TRY IT -
Go through the entries below and say how many lines hold the word "reads". Nothing else is needed.

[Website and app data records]
***
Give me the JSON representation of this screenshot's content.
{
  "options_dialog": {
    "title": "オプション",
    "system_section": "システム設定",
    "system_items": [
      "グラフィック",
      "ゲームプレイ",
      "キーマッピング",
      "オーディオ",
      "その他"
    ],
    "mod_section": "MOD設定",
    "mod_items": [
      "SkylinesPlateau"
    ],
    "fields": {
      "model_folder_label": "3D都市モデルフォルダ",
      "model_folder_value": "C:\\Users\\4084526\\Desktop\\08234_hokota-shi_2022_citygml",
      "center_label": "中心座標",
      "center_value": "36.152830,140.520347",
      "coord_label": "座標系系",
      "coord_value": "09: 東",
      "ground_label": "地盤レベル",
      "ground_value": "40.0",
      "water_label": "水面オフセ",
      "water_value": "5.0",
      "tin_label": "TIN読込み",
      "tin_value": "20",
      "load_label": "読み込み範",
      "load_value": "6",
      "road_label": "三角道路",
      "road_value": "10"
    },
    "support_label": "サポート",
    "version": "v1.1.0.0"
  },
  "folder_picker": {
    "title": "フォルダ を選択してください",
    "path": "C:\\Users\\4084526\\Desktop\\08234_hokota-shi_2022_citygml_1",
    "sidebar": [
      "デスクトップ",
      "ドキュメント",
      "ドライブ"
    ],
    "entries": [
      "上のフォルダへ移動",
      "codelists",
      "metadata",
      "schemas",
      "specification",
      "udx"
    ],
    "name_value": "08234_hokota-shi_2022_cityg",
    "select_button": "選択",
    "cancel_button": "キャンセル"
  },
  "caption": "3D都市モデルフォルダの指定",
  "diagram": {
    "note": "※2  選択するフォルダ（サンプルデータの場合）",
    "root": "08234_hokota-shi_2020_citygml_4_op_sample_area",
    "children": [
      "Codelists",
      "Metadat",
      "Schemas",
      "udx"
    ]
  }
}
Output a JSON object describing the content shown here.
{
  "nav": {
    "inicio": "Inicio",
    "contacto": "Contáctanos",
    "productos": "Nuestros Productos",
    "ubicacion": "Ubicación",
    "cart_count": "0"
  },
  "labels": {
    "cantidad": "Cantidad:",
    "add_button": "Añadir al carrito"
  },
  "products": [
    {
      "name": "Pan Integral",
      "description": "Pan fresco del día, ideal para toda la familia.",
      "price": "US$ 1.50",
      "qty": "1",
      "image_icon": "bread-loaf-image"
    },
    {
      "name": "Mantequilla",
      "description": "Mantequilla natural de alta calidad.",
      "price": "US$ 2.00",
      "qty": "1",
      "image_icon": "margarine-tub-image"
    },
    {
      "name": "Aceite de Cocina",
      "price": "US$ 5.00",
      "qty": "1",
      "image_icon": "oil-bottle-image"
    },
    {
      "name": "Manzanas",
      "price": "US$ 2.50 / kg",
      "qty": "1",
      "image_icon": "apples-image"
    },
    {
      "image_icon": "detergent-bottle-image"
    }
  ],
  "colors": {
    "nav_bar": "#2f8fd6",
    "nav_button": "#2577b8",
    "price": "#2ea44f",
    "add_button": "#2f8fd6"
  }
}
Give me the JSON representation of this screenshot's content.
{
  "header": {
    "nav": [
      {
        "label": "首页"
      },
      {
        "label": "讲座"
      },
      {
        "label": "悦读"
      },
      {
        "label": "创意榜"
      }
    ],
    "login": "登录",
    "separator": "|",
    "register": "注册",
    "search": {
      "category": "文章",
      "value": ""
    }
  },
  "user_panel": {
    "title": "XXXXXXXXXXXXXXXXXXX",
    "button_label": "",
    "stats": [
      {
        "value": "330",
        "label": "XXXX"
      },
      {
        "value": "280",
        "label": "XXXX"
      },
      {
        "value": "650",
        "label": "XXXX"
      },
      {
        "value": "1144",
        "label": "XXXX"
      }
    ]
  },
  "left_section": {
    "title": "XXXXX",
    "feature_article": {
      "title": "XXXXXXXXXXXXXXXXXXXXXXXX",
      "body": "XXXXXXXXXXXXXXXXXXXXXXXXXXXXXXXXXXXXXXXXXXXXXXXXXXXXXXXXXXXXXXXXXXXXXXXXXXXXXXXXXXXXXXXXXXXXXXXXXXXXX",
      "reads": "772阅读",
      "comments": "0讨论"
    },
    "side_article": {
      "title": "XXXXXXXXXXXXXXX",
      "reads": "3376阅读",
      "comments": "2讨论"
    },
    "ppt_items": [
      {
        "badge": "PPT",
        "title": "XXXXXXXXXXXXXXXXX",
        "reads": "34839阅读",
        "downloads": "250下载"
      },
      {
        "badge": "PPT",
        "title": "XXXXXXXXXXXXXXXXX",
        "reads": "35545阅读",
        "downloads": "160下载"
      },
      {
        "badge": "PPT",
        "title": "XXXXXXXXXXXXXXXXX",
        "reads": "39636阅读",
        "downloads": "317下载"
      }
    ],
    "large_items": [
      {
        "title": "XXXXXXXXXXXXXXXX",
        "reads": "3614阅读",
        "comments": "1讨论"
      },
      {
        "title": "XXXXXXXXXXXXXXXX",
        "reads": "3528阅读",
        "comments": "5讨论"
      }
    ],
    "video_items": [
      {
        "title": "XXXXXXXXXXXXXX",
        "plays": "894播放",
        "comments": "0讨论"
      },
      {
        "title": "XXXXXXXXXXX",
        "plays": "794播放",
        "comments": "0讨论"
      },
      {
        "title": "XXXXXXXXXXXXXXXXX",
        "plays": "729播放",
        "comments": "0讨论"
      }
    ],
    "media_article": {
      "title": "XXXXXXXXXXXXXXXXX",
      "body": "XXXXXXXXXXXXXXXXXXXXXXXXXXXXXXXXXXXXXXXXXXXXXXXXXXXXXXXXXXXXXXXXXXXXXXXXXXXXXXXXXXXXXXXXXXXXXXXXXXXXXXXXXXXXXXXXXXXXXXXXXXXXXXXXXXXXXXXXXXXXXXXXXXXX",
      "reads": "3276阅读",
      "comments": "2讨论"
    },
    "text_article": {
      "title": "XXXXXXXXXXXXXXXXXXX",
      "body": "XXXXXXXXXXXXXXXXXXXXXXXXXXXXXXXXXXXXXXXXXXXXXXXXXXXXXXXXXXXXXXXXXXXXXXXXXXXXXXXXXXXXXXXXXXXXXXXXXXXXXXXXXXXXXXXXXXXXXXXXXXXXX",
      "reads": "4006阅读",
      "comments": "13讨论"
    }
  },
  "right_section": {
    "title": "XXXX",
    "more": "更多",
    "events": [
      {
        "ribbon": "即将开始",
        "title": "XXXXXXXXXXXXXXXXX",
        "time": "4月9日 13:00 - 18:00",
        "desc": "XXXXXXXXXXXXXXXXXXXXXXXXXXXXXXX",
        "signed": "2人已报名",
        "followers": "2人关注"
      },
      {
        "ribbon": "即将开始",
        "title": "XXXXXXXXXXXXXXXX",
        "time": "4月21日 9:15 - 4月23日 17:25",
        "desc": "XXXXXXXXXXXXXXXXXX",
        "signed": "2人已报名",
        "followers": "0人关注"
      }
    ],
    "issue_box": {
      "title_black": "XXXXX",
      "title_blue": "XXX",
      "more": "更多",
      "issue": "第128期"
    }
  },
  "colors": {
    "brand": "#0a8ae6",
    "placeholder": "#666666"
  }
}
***
ANSWER TO THIS PROBLEM -
9